The final section examines Lebanon’s infrastructural "crisis" from the point of view of distinct urban circulations: Dana Abi Ghanem focuses on electricity, documenting the tragic deaths of refugees who volunteer to fix the Palestinian Shatila camp’s lethal electricity wires, which dangerously weave through the spatial fabric of this informal settlement. Fadi Mansour’s artistic work and research deals with the consequences of solid-waste mismanagement in Lebanon, his research revealing the vulnerability of bodies entangled within an environment of increasing toxicity. Lyne Jabri traces the history of Saida’s water infrastructures. Through the experience of Lil Medina, an urban-activist initiative working in Saida, her paper unpacks the dynamic that links crisis with clientelism and destructive forms of urban development. Eric Verdeil offers a response to the papers engaging with human and non-human circulations in the city.
The symposium also featured a small exhibition of artistic works grappling with the themes discussed. Featured artists included Rana Haddad, Mustapha Jundi, Jessika Khazrik, Diala Makki, Fadi Mansour, and Merijn Royaards.
Panel 1: Vulnerability and the (Built) Environment
- "Thinking Through Vulnerability: How Conceptual Approaches Shape Infrastructural Responses"
By Hanna Baumann
- "Residues of Ras Beirut: Derelict Spaces, Delicate Arrangements, and the Precarity of Migrant Housing"
By Samar Kanafani
- "Housing, Displacement, and the Elderly: Intersectional Spatial Narratives from Tareek al-Jdeede, Beirut"
By Public Works Studio
- "Response to Papers of Panel on 'Vulnerability and the (Built) Environment'"
By Laleh Khalili
- "Beirut’s Buses and the Filtering of Urban Informalities"
By Mira Tfaily
- "Too Close for Comfort: Citizen Social Science and Methodological Innovation in Hamra, Beirut"
By Mayssa Jallad and Nikolay Mintchev
- "Towns vs. People: Insights from a Qualitative WhatsApp Survey in Lebanon"
By Leila Ullrich
- "Recognising Diversity in Participatory Urban Interventions"
By Andrea Rigon, Joana Dabaj, Hanna Baumann
- "Clientelism and the Destruction of Ancient Water Systems in Saida"
By Lyne Jabri
- "Infrastructure and the Vulnerability of Palestinian Refugees in Lebanon: The Story of Shatila Camp’s 'Electricity Martyrs'"

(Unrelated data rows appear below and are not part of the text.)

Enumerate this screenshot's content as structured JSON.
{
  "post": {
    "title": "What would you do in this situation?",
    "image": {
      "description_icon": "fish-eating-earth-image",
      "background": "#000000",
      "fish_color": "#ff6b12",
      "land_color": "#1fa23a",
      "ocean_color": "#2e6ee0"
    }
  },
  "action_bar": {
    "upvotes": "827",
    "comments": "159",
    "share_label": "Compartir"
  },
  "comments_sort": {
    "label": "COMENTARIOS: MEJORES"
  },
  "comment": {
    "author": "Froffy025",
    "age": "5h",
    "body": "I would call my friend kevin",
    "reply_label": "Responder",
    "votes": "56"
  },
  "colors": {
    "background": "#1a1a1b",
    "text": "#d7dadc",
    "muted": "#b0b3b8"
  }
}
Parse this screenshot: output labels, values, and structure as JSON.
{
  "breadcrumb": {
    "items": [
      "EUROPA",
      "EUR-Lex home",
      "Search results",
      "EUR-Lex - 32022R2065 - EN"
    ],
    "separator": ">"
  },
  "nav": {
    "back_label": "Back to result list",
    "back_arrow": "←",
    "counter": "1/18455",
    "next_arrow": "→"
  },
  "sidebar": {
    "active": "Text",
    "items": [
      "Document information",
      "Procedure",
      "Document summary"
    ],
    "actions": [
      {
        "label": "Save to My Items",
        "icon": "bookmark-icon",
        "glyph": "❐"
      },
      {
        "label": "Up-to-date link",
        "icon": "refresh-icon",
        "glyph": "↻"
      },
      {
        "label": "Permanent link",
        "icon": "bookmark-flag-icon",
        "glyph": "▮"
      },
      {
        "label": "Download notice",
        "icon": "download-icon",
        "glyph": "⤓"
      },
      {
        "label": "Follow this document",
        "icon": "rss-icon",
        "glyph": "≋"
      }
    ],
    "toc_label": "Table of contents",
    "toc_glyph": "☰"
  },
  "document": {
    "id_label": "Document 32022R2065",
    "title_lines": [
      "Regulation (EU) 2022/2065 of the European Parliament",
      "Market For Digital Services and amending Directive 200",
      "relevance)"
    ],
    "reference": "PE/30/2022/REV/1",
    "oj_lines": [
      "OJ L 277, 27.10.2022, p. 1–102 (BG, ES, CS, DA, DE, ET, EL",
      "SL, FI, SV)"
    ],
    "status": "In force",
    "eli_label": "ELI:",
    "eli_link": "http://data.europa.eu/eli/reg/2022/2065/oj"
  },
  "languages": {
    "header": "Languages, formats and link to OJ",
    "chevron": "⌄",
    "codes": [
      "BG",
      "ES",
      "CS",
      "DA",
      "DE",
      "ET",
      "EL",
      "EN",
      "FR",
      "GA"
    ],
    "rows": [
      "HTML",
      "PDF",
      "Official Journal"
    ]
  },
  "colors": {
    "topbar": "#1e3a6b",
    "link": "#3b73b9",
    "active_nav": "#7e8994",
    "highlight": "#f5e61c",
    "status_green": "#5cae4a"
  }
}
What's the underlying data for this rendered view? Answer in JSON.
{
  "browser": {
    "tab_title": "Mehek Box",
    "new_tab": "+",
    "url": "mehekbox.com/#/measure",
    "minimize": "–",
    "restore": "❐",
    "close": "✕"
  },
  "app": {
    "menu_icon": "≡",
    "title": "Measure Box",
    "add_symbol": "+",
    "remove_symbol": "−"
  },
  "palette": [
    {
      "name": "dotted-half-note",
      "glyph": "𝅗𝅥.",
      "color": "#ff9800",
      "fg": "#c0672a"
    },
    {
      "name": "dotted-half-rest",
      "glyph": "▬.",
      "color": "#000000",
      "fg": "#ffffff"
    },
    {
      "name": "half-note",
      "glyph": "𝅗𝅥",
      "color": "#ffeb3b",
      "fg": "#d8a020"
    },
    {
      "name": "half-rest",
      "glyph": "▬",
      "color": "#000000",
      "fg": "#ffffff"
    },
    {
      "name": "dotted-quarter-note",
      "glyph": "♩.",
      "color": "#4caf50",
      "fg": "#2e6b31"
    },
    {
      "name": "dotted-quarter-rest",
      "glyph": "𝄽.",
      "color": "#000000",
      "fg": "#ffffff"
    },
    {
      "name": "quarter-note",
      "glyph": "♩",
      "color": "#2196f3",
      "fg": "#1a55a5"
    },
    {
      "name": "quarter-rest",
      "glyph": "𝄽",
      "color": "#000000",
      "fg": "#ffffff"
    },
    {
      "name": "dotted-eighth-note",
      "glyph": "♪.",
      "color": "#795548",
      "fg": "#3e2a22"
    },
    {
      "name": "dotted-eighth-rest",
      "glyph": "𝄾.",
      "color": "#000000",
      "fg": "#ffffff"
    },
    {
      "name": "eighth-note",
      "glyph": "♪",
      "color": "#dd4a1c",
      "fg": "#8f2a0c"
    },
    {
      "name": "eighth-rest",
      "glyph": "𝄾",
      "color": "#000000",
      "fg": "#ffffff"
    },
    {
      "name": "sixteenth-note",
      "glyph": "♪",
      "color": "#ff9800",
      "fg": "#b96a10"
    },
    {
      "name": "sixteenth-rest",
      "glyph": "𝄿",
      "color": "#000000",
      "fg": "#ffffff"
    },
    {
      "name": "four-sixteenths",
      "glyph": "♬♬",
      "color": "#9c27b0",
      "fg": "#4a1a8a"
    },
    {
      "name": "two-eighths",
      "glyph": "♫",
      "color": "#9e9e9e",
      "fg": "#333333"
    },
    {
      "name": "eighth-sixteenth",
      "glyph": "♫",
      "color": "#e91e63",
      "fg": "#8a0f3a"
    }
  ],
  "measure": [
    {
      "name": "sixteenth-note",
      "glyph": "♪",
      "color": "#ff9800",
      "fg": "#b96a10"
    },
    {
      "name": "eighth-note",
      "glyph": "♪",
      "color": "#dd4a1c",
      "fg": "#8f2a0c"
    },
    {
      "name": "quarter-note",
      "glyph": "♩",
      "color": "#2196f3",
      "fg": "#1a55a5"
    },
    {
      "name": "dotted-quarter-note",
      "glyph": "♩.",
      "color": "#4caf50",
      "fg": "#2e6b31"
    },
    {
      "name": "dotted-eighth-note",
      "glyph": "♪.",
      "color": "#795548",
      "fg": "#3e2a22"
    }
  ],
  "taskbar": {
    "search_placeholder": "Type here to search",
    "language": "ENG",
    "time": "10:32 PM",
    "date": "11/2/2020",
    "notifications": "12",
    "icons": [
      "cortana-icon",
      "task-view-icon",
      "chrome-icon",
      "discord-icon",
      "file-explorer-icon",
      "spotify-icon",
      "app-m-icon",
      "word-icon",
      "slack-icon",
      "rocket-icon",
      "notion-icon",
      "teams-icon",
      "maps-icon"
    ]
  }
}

By Dana Abi Ghanem
By Fadi Mansour
- "Infrastructure, the Circulation of Matter, and Vulnerability: Response to Jabri, Mansour, and Abi Ghanem"
By Eric Verdeil